GOAL OF THE EXERCISE: Go through the data line by line. Copy each one holding the string "true".
|---|
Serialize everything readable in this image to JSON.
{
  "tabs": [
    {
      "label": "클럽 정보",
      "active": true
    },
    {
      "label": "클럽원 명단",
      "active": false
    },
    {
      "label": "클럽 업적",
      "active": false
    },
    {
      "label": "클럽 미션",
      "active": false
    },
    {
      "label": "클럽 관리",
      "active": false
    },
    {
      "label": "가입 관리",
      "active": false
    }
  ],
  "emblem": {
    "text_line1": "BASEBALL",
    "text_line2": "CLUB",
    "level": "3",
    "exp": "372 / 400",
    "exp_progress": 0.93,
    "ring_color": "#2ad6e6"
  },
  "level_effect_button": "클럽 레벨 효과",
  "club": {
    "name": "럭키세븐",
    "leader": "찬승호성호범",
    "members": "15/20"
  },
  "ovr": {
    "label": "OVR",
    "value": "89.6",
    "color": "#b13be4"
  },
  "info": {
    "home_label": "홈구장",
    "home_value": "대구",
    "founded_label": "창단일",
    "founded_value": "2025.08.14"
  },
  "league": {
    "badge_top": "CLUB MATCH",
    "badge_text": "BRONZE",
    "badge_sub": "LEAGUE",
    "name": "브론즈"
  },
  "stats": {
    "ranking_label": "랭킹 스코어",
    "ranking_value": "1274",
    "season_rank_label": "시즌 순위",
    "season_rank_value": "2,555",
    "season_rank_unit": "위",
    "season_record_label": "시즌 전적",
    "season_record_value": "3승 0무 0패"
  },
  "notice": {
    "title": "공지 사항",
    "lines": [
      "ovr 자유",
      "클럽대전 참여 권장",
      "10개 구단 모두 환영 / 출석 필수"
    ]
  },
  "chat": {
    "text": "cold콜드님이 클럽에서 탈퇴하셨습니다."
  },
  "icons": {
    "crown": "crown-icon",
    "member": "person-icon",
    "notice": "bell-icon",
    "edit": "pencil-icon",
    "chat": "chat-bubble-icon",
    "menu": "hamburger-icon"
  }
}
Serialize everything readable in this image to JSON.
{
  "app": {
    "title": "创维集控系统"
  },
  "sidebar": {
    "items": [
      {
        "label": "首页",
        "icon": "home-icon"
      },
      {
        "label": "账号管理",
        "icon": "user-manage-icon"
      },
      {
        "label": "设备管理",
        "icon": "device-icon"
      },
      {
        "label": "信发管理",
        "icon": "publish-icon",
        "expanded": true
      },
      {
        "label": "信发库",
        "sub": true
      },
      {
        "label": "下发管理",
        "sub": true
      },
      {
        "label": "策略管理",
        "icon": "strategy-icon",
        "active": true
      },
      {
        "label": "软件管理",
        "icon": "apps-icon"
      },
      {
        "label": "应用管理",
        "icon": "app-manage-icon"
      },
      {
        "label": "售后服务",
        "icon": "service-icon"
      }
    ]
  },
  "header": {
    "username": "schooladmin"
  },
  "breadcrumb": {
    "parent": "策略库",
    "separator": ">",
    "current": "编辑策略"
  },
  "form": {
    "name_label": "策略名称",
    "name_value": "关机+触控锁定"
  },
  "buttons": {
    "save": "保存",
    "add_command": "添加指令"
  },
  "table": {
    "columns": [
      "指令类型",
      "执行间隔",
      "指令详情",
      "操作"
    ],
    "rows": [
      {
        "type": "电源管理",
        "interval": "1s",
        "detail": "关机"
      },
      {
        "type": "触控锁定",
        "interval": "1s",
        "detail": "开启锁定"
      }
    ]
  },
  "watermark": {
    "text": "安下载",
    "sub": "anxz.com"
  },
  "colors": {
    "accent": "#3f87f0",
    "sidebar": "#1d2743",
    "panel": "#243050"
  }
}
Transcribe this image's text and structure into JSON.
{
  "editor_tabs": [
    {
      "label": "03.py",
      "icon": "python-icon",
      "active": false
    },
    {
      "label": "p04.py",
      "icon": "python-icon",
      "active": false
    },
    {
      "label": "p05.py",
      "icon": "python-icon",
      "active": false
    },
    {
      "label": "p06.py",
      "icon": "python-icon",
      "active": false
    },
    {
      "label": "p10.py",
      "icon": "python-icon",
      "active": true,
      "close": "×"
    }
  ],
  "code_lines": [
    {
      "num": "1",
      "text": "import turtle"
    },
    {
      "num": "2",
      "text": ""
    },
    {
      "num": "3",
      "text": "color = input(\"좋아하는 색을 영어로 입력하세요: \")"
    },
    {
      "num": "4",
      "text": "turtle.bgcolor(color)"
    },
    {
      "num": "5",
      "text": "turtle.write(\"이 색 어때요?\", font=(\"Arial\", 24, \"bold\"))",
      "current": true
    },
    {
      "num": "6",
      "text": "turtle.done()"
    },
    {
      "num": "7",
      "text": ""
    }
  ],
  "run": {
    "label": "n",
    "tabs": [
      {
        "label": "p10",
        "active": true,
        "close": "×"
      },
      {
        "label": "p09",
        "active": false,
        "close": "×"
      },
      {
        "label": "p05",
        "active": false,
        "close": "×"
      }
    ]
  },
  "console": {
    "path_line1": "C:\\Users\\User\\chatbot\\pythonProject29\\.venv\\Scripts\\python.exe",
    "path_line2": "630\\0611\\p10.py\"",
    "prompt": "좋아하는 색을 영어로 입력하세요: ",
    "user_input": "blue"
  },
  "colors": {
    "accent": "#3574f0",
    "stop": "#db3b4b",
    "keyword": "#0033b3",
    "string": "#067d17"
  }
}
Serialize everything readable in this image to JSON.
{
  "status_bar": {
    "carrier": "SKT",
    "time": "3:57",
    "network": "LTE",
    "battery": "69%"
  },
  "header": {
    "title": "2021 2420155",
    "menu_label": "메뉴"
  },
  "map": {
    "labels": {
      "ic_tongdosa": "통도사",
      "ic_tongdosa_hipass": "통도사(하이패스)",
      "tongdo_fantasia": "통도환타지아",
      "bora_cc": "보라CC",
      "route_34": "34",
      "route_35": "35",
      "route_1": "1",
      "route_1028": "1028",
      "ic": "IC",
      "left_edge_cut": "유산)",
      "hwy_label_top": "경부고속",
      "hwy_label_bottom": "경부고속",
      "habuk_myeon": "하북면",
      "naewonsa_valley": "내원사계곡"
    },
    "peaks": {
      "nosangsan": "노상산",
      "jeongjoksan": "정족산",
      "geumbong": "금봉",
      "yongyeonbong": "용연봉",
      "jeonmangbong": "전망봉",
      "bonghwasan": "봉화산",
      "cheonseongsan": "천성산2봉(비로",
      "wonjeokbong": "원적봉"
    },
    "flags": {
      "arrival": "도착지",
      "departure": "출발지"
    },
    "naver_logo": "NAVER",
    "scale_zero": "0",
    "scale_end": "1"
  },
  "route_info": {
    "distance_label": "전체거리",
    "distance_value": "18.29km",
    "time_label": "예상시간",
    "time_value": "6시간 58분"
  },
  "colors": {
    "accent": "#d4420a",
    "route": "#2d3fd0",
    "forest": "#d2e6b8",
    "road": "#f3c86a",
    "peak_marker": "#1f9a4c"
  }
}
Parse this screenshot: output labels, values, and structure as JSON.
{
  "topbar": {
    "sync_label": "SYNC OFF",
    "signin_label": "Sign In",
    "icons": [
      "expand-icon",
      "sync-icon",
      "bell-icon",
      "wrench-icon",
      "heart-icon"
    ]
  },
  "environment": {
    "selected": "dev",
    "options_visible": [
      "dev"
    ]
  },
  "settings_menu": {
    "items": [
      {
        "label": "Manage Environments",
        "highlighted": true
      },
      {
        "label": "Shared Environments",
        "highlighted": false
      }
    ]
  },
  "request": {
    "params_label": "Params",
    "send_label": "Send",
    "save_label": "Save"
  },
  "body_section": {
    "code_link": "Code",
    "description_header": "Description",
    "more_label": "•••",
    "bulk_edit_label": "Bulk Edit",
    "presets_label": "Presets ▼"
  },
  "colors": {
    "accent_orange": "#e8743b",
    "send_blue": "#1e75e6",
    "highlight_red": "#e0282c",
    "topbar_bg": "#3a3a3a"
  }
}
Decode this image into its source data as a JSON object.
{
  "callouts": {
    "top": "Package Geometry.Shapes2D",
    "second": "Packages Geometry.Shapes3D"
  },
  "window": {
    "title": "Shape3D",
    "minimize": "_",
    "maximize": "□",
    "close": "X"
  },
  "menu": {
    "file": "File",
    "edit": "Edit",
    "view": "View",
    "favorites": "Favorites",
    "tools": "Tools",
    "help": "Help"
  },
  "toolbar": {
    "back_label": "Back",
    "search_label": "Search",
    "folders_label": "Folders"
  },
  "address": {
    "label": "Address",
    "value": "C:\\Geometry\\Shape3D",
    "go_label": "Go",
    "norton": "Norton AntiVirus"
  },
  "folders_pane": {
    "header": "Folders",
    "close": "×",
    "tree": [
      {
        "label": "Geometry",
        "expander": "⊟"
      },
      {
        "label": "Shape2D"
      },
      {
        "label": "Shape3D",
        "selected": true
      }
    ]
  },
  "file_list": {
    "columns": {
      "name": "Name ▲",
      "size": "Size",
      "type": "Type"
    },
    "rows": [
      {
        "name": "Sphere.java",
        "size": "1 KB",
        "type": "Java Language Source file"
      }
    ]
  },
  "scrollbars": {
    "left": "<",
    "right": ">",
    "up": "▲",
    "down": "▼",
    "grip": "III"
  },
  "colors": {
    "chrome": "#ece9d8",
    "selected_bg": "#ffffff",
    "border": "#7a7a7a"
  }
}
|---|
SOLUTION TO THIS EXERCISE:
      "active": true
        "expanded": true
        "sub": true
        "sub": true
        "active": true
      "active": true,
      "current": true
        "active": true,
        "highlighted": true
        "selected": true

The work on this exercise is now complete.